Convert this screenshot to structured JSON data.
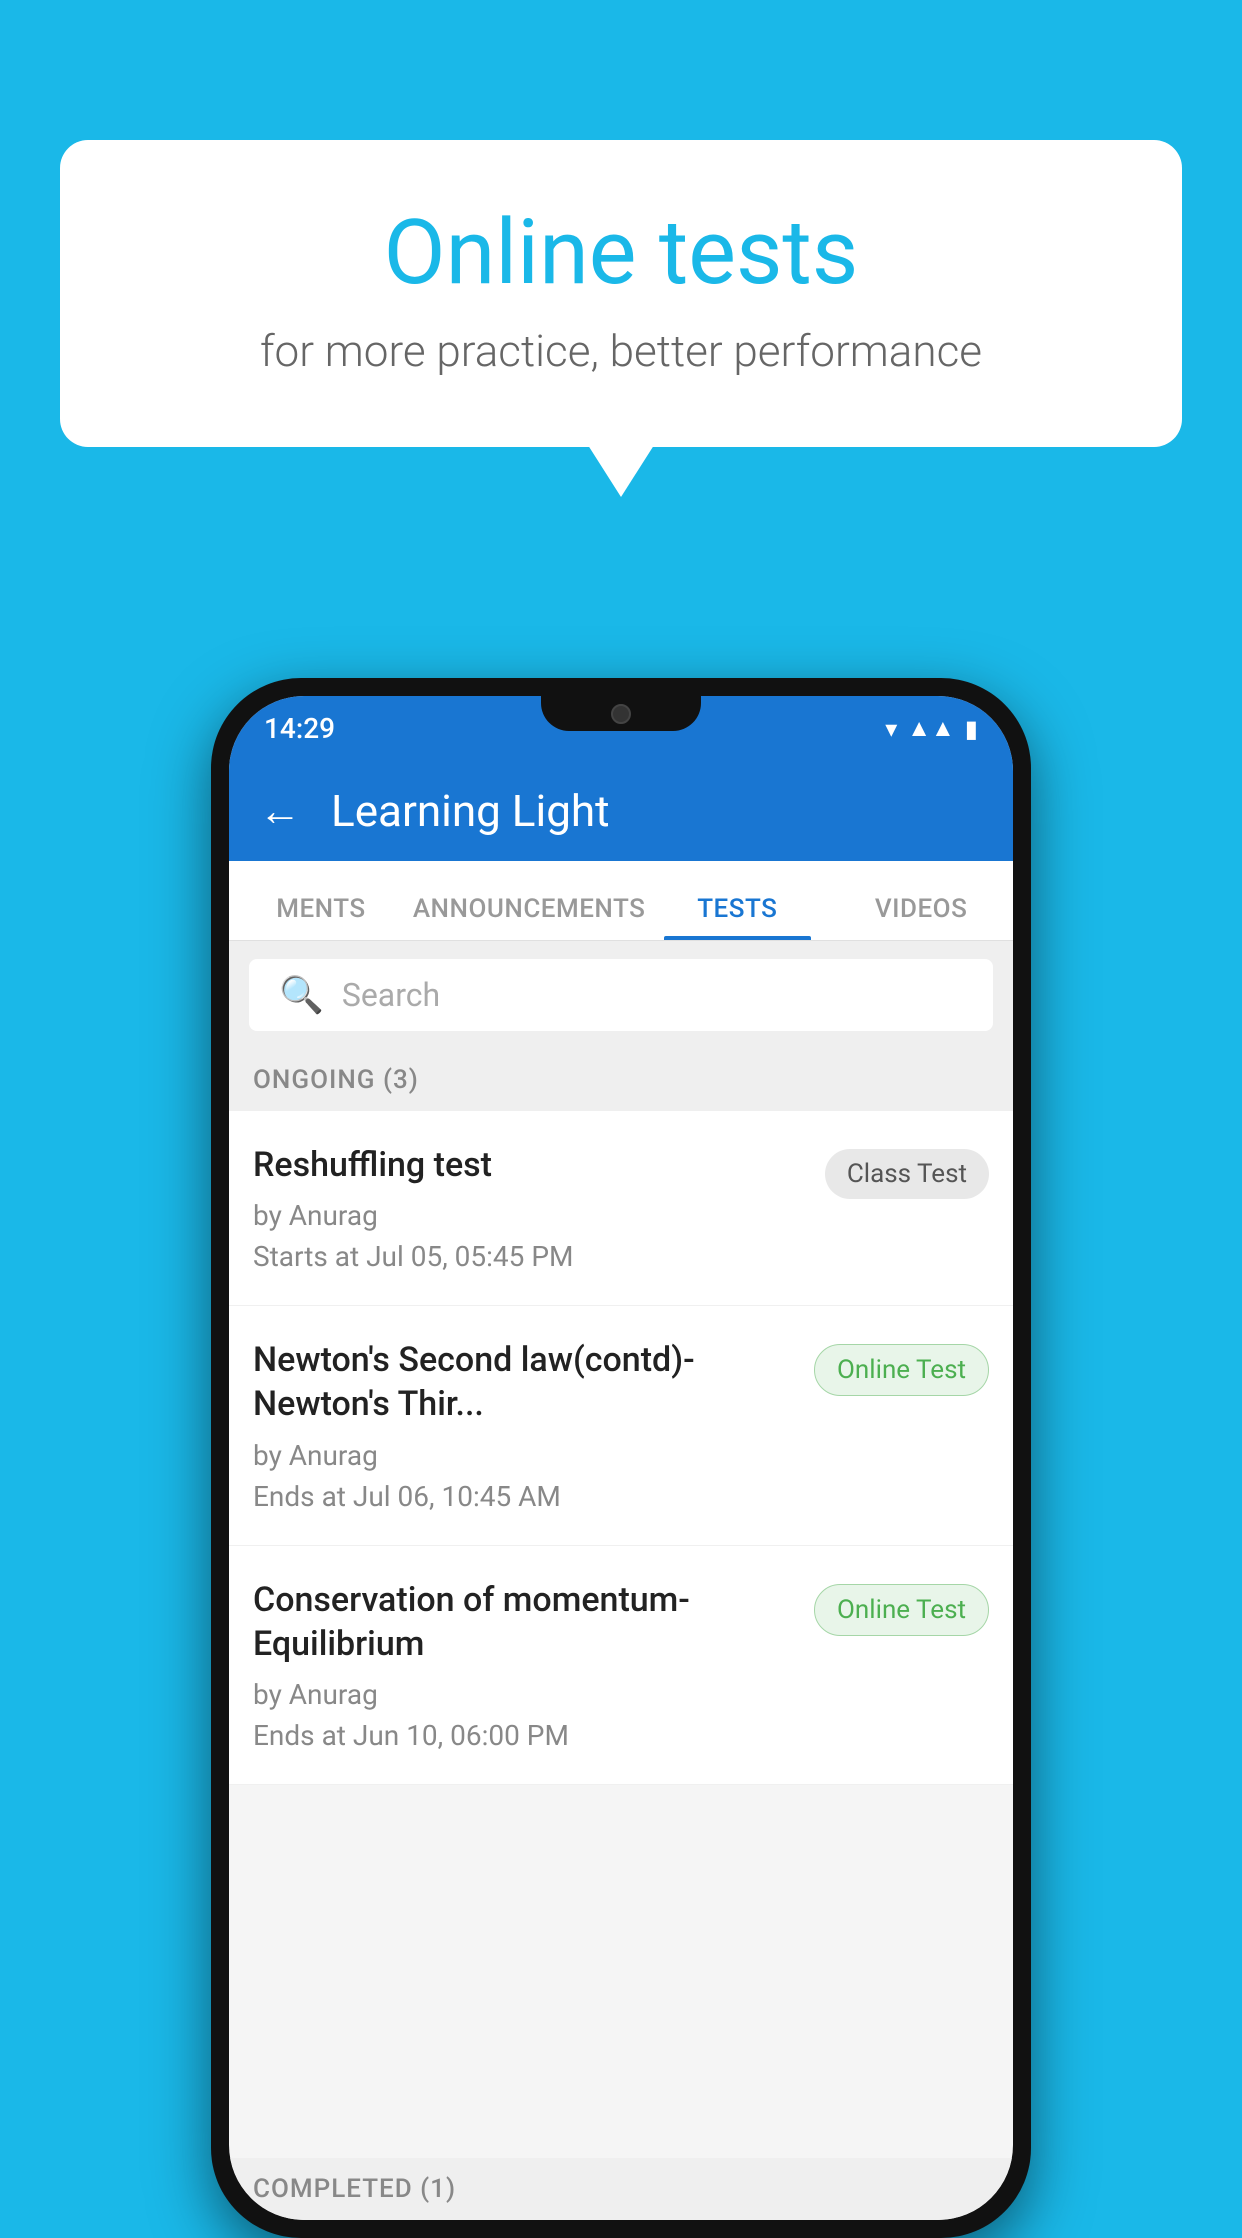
{
  "bubble": {
    "title": "Online tests",
    "subtitle": "for more practice, better performance"
  },
  "status_bar": {
    "time": "14:29"
  },
  "header": {
    "title": "Learning Light",
    "back_label": "←"
  },
  "tabs": [
    {
      "label": "MENTS",
      "active": false
    },
    {
      "label": "ANNOUNCEMENTS",
      "active": false
    },
    {
      "label": "TESTS",
      "active": true
    },
    {
      "label": "VIDEOS",
      "active": false
    }
  ],
  "search": {
    "placeholder": "Search"
  },
  "ongoing": {
    "label": "ONGOING (3)",
    "items": [
      {
        "name": "Reshuffling test",
        "author": "by Anurag",
        "time": "Starts at  Jul 05, 05:45 PM",
        "badge": "Class Test",
        "badge_type": "class"
      },
      {
        "name": "Newton's Second law(contd)-Newton's Thir...",
        "author": "by Anurag",
        "time": "Ends at  Jul 06, 10:45 AM",
        "badge": "Online Test",
        "badge_type": "online"
      },
      {
        "name": "Conservation of momentum-Equilibrium",
        "author": "by Anurag",
        "time": "Ends at  Jun 10, 06:00 PM",
        "badge": "Online Test",
        "badge_type": "online"
      }
    ]
  },
  "completed": {
    "label": "COMPLETED (1)"
  }
}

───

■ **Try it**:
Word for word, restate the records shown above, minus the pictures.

■ **Result for this task**:
Convert this screenshot to structured JSON data.
{
  "bubble": {
    "title": "Online tests",
    "subtitle": "for more practice, better performance"
  },
  "status_bar": {
    "time": "14:29"
  },
  "header": {
    "title": "Learning Light",
    "back_label": "←"
  },
  "tabs": [
    {
      "label": "MENTS",
      "active": false
    },
    {
      "label": "ANNOUNCEMENTS",
      "active": false
    },
    {
      "label": "TESTS",
      "active": true
    },
    {
      "label": "VIDEOS",
      "active": false
    }
  ],
  "search": {
    "placeholder": "Search"
  },
  "ongoing": {
    "label": "ONGOING (3)",
    "items": [
      {
        "name": "Reshuffling test",
        "author": "by Anurag",
        "time": "Starts at  Jul 05, 05:45 PM",
        "badge": "Class Test",
        "badge_type": "class"
      },
      {
        "name": "Newton's Second law(contd)-Newton's Thir...",
        "author": "by Anurag",
        "time": "Ends at  Jul 06, 10:45 AM",
        "badge": "Online Test",
        "badge_type": "online"
      },
      {
        "name": "Conservation of momentum-Equilibrium",
        "author": "by Anurag",
        "time": "Ends at  Jun 10, 06:00 PM",
        "badge": "Online Test",
        "badge_type": "online"
      }
    ]
  },
  "completed": {
    "label": "COMPLETED (1)"
  }
}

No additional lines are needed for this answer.